While the show aired, I joked on Twitter that the White House might have leaked the innocuous document themselves, to henceforth use this as an excuse to dismiss any questions about Trump releasing his returns. Lots of others had the same idea. But I’m fairly certain that when reporters ask when the public will get to see Trump’s returns, the White House will indeed be saying, “You saw that Maddow segment. This is all over nothing.” We can’t allow them to get away with it.
Throughout the campaign, Trump insisted that he couldn’t release his returns because he was being audited by the IRS. This was a lie, because the IRS doesn’t forbid you from making your returns public while you’re being audited. Furthermore, Trump never offered any proof that he actually was being audited, but he did say that once the audit was complete he would release them, which was obviously another lie. Anyone with half a brain could have concluded (and some of us did) that despite what he was saying, he’d never release them voluntarily. Once he became president, his aide Kellyanne Conway said, “The White House response is that he’s not going to release his tax returns. We litigated this all through the election. People didn’t care. They voted for him.”
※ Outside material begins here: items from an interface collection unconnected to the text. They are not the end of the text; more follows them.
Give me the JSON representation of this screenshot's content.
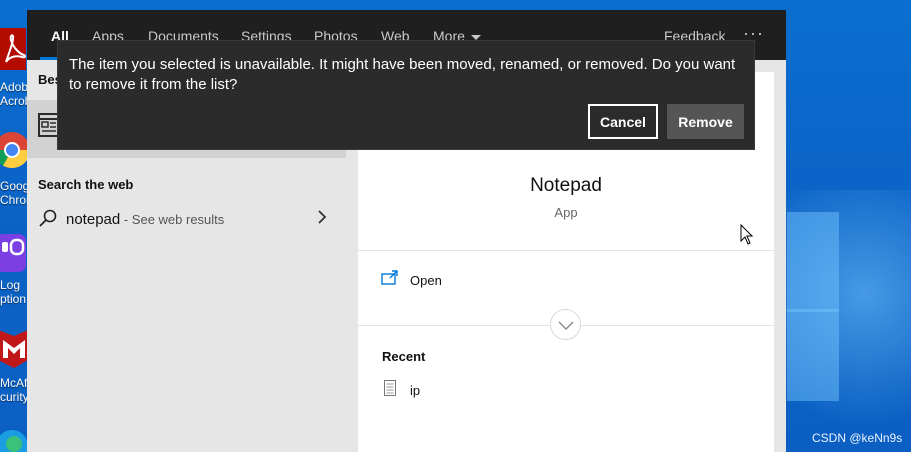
{
  "desktop": {
    "icons": [
      {
        "icon": "acrobat-icon",
        "line1": "Adob",
        "line2": "Acroba"
      },
      {
        "icon": "chrome-icon",
        "line1": "Goog",
        "line2": "Chron"
      },
      {
        "icon": "logi-options-icon",
        "line1": "Log",
        "line2": "ption"
      },
      {
        "icon": "mcafee-icon",
        "line1": "McAf",
        "line2": "curity"
      }
    ],
    "watermark": "CSDN @keNn9s"
  },
  "search": {
    "tabs": [
      {
        "label": "All",
        "active": true
      },
      {
        "label": "Apps"
      },
      {
        "label": "Documents"
      },
      {
        "label": "Settings"
      },
      {
        "label": "Photos"
      },
      {
        "label": "Web"
      },
      {
        "label": "More"
      }
    ],
    "feedback": "Feedback",
    "more_options": "···",
    "best_match_label": "Bes",
    "web_heading": "Search the web",
    "web_query": "notepad",
    "web_sub": " - See web results",
    "detail": {
      "app_name": "Notepad",
      "app_type": "App",
      "open_label": "Open",
      "recent_label": "Recent",
      "recent_items": [
        "ip"
      ]
    }
  },
  "dialog": {
    "message": "The item you selected is unavailable. It might have been moved, renamed, or removed. Do you want to remove it from the list?",
    "cancel_label": "Cancel",
    "remove_label": "Remove"
  },
  "colors": {
    "accent": "#0078d7",
    "topbar": "#1f1f1f",
    "dialog_bg": "#2b2b2b",
    "remove_button": "#555555"
  }
}
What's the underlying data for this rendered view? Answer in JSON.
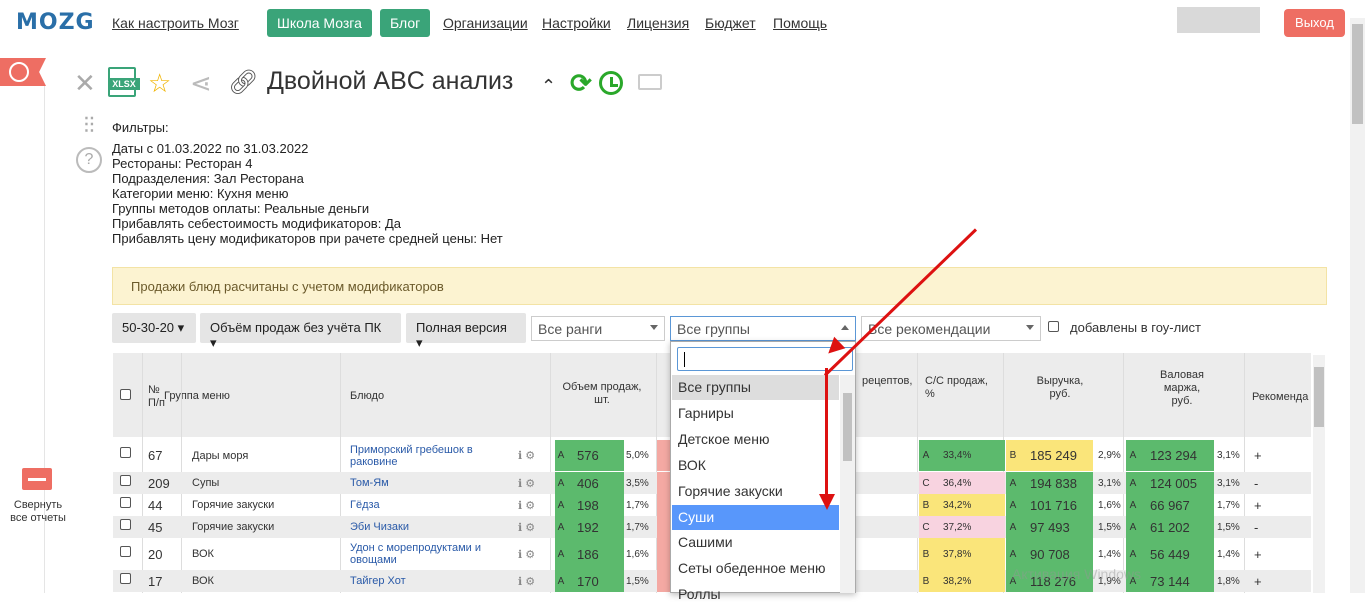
{
  "nav": {
    "logo": "MOZG",
    "links": [
      "Как настроить Мозг",
      "Организации",
      "Настройки",
      "Лицензия",
      "Бюджет",
      "Помощь"
    ],
    "school_button": "Школа Мозга",
    "blog_button": "Блог",
    "logout": "Выход"
  },
  "sidebar": {
    "collapse_label": "Свернуть все отчеты"
  },
  "toolbar": {
    "title": "Двойной ABC анализ",
    "xlsx": "XLSX"
  },
  "filters": {
    "header": "Фильтры:",
    "dates_label": "Даты",
    "dates_value": "с 01.03.2022 по 31.03.2022",
    "restaurants_label": "Рестораны:",
    "restaurants_value": "Ресторан 4",
    "divisions_label": "Подразделения:",
    "divisions_value": "Зал Ресторана",
    "categories_label": "Категории меню:",
    "categories_value": "Кухня меню",
    "payment_label": "Группы методов оплаты:",
    "payment_value": "Реальные деньги",
    "cost_label": "Прибавлять себестоимость модификаторов:",
    "cost_value": "Да",
    "price_label": "Прибавлять цену модификаторов при рачете средней цены:",
    "price_value": "Нет"
  },
  "notice": "Продажи блюд расчитаны с учетом модификаторов",
  "controls": {
    "ratio": "50-30-20",
    "volume": "Объём продаж без учёта ПК",
    "version": "Полная версия",
    "ranks": "Все ранги",
    "groups": "Все группы",
    "recommendations": "Все рекомендации",
    "goulist": "добавлены в гоу-лист"
  },
  "table_headers": {
    "num": "№ П/п",
    "group": "Группа меню",
    "dish": "Блюдо",
    "volume": "Объем продаж, шт.",
    "recipes": "рецептов,",
    "cost": "С/С продаж, %",
    "revenue": "Выручка, руб.",
    "margin": "Валовая маржа, руб.",
    "recommend": "Рекоменда"
  },
  "rows": [
    {
      "num": "67",
      "group": "Дары моря",
      "dish": "Приморский гребешок в раковине",
      "vol_cls": "A",
      "vol": "576",
      "vol_pct": "5,0%",
      "cost_cls": "A",
      "cost": "33,4%",
      "rev_cls": "B",
      "rev": "185 249",
      "rev_pct": "2,9%",
      "mar_cls": "A",
      "mar": "123 294",
      "mar_pct": "3,1%",
      "rec": "+"
    },
    {
      "num": "209",
      "group": "Супы",
      "dish": "Том-Ям",
      "vol_cls": "A",
      "vol": "406",
      "vol_pct": "3,5%",
      "cost_cls": "C",
      "cost": "36,4%",
      "rev_cls": "A",
      "rev": "194 838",
      "rev_pct": "3,1%",
      "mar_cls": "A",
      "mar": "124 005",
      "mar_pct": "3,1%",
      "rec": "-"
    },
    {
      "num": "44",
      "group": "Горячие закуски",
      "dish": "Гёдза",
      "vol_cls": "A",
      "vol": "198",
      "vol_pct": "1,7%",
      "cost_cls": "B",
      "cost": "34,2%",
      "rev_cls": "A",
      "rev": "101 716",
      "rev_pct": "1,6%",
      "mar_cls": "A",
      "mar": "66 967",
      "mar_pct": "1,7%",
      "rec": "+"
    },
    {
      "num": "45",
      "group": "Горячие закуски",
      "dish": "Эби Чизаки",
      "vol_cls": "A",
      "vol": "192",
      "vol_pct": "1,7%",
      "cost_cls": "C",
      "cost": "37,2%",
      "rev_cls": "A",
      "rev": "97 493",
      "rev_pct": "1,5%",
      "mar_cls": "A",
      "mar": "61 202",
      "mar_pct": "1,5%",
      "rec": "-"
    },
    {
      "num": "20",
      "group": "ВОК",
      "dish": "Удон с морепродуктами и овощами",
      "vol_cls": "A",
      "vol": "186",
      "vol_pct": "1,6%",
      "cost_cls": "B",
      "cost": "37,8%",
      "rev_cls": "A",
      "rev": "90 708",
      "rev_pct": "1,4%",
      "mar_cls": "A",
      "mar": "56 449",
      "mar_pct": "1,4%",
      "rec": "+"
    },
    {
      "num": "17",
      "group": "ВОК",
      "dish": "Тайгер Хот",
      "vol_cls": "A",
      "vol": "170",
      "vol_pct": "1,5%",
      "cost_cls": "B",
      "cost": "38,2%",
      "rev_cls": "A",
      "rev": "118 276",
      "rev_pct": "1,9%",
      "mar_cls": "A",
      "mar": "73 144",
      "mar_pct": "1,8%",
      "rec": "+"
    }
  ],
  "dropdown": {
    "options": [
      "Все группы",
      "Гарниры",
      "Детское меню",
      "ВОК",
      "Горячие закуски",
      "Суши",
      "Сашими",
      "Сеты обеденное меню",
      "Роллы"
    ],
    "highlighted": "Суши"
  },
  "watermark": "Активация Windows",
  "colors": {
    "green": "#3aa479",
    "red": "#ee6e63",
    "highlight": "#5897fb",
    "arrow": "#d11111"
  }
}
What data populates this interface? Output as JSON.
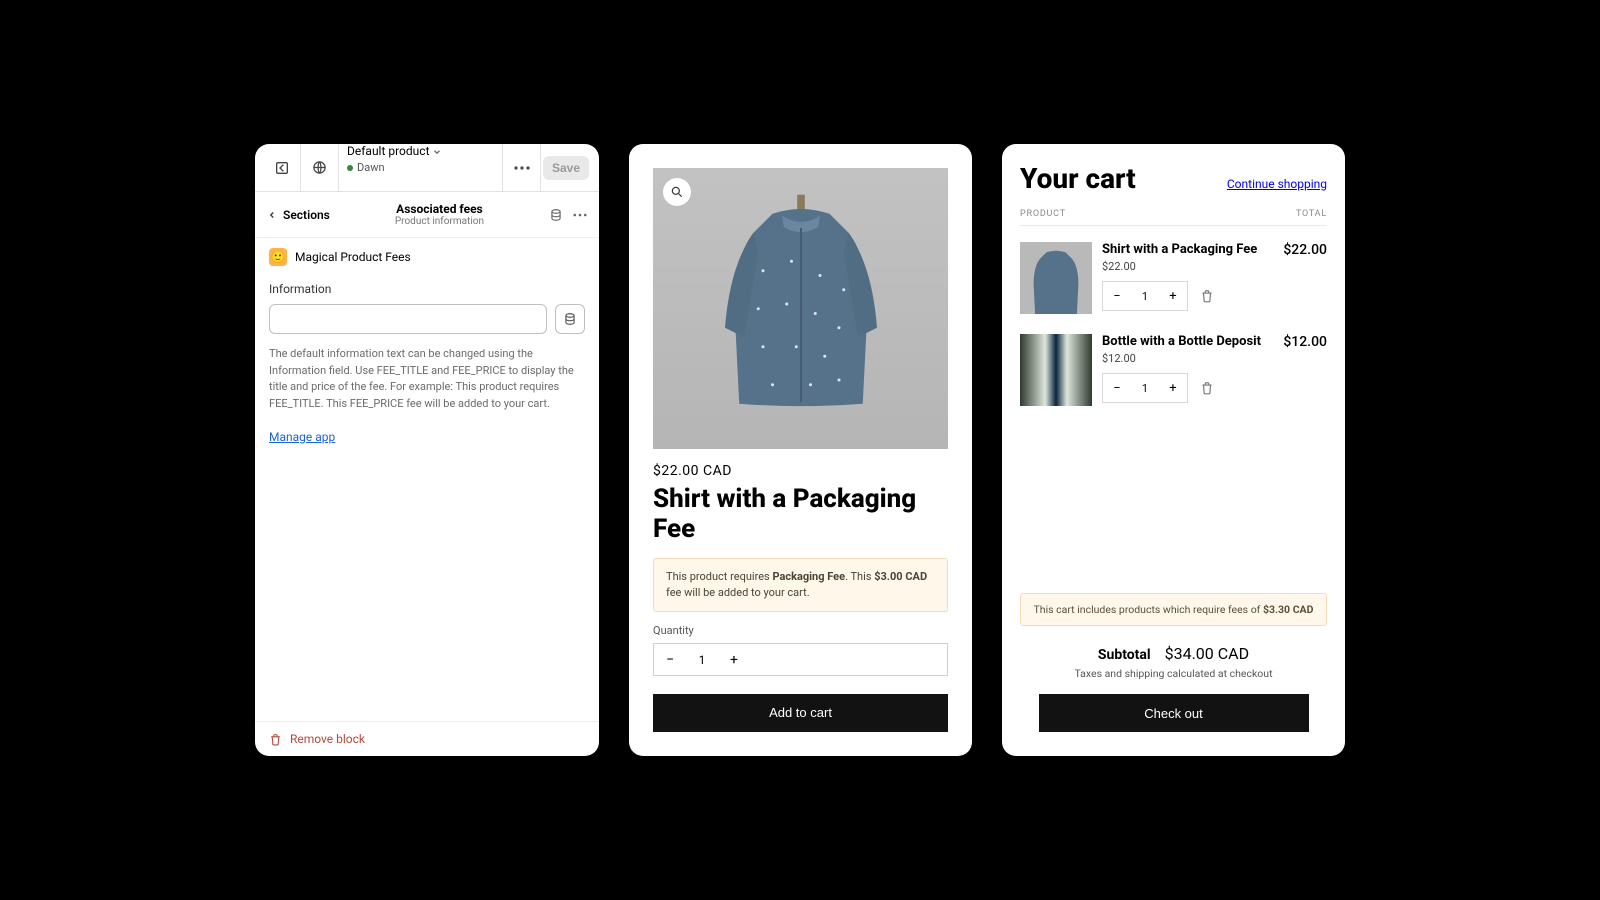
{
  "editor": {
    "template_name": "Default product",
    "theme_name": "Dawn",
    "save_label": "Save",
    "crumb_back": "Sections",
    "crumb_title": "Associated fees",
    "crumb_sub": "Product information",
    "app_name": "Magical Product Fees",
    "field_label": "Information",
    "help_text": "The default information text can be changed using the Information field. Use FEE_TITLE and FEE_PRICE to display the title and price of the fee. For example: This product requires FEE_TITLE. This FEE_PRICE fee will be added to your cart.",
    "manage_app": "Manage app",
    "remove_block": "Remove block"
  },
  "product": {
    "price": "$22.00 CAD",
    "title": "Shirt with a Packaging Fee",
    "fee_pre": "This product requires ",
    "fee_name": "Packaging Fee",
    "fee_mid": ". This ",
    "fee_amount": "$3.00 CAD",
    "fee_post": " fee will be added to your cart.",
    "qty_label": "Quantity",
    "qty": "1",
    "add_to_cart": "Add to cart"
  },
  "cart": {
    "title": "Your cart",
    "continue": "Continue shopping",
    "col_product": "PRODUCT",
    "col_total": "TOTAL",
    "items": [
      {
        "name": "Shirt with a Packaging Fee",
        "price": "$22.00",
        "qty": "1",
        "total": "$22.00"
      },
      {
        "name": "Bottle with a Bottle Deposit",
        "price": "$12.00",
        "qty": "1",
        "total": "$12.00"
      }
    ],
    "fee_note_pre": "This cart includes products which require fees of ",
    "fee_note_amount": "$3.30 CAD",
    "subtotal_label": "Subtotal",
    "subtotal": "$34.00 CAD",
    "shipping_note": "Taxes and shipping calculated at checkout",
    "checkout": "Check out"
  }
}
We have never had a president for whom it was more important that we see their returns, because Trump has an extraordinarily complex web of financial interests all over the world, has refused to divest himself of those interests, and has, with his family, obviously seen the presidency as a golden opportunity to cash in. Which is why we all have to keep demanding them, until Trump releases them. It’ll almost certainly require a court order or a congressional subpoena to pry them from his hands, but if that’s what it takes, so be it.
And even in the two pages we got from his 2005 return, there’s some revealing information. That year Trump reported $153 million in income and $103 million in “losses” that probably include depreciation and sums carried forward from previous years, but we can’t be sure. He would have paid only $5.3 million in taxes, or a mere 3.5 percent, had it not been for the alternative minimum tax, which was established in order to prevent wealthy people from exploiting loopholes to avoid paying taxes. Because of the AMT, he paid taxes that year at a rate closer to 25 percent.
Now here’s the punch line: Guess what Trump’s tax plan does to the AMT? Yes, that’s right. It eliminates it.
Republicans in Congress such as Paul Ryan also want to get rid of the AMT. And as Dylan Matthews reminds us, Trump and other Republicans have also suggested slashing tax rates on “pass-through” income, where someone sets up a corporation whose profits are passed through directly to that individual; it’s how Trump makes much of his money. So his plan could save him tens of millions of dollars every year.
Whenever they make proposals like those and people point out they’re engineering a huge giveaway to the rich, Republicans always say that they’ll make up for it by “closing loopholes,” yet they never seem to be able to say exactly which loopholes they want to close. As the American Prospect’s Justin Miller has reported, the tax code contains special loopholes devised by the immensely powerful real estate industry that allow people like Trump to get away with paying little or nothing in taxes. Are those going to go? As you’ll recall, Trump said in a debate with Hillary Clinton that when he pays nothing in taxes, “That makes me smart.”
Whether the health-care bill succeeds or fails, the next big item on the GOP agenda is tax reform — indeed, nothing is closer to the GOP’s heart. When they gain power, there are many things they might or might not do, but they will always try to cut taxes for the wealthy (their version of health-care reform is also a huge giveaway to the wealthy). When that process begins, we have to know exactly how their plan is going to personally benefit the president.
And to know that, we need something else even more than Trump’s returns from 2005, or 1995 or 2015. We need to see the tax returns he files while he’s president. Every president for the past 40 years has released theirs — you can read them here. We need to know what he’s making, who’s paying him, and how it relates to the policy decisions he’s making. The past returns are important, but the future ones are even more vital. The White House will claim that nobody cares and it’s none of our business. But we do care, and it’s absolutely our business.